(ACTIVITY):
In the data that follows, count each line with the string "title"; the reply is the number only.

----------------

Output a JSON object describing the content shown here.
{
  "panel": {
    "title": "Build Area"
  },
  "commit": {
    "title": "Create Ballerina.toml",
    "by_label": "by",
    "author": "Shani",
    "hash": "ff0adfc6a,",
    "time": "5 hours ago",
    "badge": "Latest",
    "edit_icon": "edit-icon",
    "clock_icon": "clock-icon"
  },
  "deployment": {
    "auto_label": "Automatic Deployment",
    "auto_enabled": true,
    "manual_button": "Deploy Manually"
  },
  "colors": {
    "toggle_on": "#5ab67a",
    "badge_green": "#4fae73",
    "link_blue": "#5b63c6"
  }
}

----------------

(ANSWER AREA):
2